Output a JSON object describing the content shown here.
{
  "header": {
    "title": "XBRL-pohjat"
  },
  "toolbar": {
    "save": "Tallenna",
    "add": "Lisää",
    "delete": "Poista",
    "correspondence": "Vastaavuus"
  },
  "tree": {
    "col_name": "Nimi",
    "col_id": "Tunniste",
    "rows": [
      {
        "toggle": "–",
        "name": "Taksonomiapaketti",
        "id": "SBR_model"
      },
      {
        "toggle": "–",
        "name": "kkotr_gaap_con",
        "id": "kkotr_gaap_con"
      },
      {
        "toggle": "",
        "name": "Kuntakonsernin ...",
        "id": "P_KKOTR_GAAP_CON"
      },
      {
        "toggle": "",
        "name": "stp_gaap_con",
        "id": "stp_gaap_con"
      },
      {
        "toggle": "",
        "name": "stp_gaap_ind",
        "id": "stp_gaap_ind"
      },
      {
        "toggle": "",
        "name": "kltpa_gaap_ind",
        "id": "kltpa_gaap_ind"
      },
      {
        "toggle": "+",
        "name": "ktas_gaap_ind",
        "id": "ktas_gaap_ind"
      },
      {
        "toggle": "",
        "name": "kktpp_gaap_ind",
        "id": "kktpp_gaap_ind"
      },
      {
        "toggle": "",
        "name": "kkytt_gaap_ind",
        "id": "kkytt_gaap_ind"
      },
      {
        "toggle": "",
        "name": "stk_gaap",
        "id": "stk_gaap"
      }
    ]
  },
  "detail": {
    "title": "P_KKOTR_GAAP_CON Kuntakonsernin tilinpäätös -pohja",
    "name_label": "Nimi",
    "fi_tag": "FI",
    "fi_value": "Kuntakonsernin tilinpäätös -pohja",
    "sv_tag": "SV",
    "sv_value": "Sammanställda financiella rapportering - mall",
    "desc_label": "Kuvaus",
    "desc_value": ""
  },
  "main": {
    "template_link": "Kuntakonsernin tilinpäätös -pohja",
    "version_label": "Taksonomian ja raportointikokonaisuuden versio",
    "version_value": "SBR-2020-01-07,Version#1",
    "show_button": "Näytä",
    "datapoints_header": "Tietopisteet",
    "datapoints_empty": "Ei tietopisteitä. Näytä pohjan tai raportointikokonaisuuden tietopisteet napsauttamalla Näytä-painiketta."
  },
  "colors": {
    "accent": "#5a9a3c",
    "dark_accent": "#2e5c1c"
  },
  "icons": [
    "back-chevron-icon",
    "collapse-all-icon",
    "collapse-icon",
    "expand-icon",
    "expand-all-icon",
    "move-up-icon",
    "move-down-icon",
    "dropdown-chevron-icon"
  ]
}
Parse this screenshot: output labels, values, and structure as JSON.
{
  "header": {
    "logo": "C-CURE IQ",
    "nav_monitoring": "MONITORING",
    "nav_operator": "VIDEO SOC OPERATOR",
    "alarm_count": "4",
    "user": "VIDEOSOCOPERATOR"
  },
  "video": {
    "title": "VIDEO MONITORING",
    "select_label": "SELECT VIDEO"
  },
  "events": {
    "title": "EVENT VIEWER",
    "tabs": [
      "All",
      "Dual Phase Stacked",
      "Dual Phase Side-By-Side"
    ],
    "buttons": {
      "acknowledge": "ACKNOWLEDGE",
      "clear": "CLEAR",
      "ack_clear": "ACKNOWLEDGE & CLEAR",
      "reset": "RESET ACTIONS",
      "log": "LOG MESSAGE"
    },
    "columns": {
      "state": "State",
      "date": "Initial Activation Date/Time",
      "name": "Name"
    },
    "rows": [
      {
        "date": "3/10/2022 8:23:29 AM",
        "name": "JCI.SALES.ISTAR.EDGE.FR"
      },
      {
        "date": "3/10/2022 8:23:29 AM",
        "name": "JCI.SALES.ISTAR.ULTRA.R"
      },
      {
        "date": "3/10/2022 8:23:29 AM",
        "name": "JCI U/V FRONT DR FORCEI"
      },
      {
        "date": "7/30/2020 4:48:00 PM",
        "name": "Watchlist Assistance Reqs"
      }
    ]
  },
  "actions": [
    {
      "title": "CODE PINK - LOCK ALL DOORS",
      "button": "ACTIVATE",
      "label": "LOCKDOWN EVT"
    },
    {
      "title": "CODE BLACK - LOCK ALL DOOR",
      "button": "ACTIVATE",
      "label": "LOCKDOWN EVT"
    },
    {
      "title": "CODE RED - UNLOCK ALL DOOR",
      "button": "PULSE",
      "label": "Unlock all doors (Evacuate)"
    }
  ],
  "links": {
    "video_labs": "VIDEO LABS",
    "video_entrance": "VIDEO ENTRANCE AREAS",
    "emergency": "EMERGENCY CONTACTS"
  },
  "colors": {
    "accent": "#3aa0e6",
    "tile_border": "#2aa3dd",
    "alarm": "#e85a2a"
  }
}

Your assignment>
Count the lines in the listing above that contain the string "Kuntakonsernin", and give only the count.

Solved problem>
4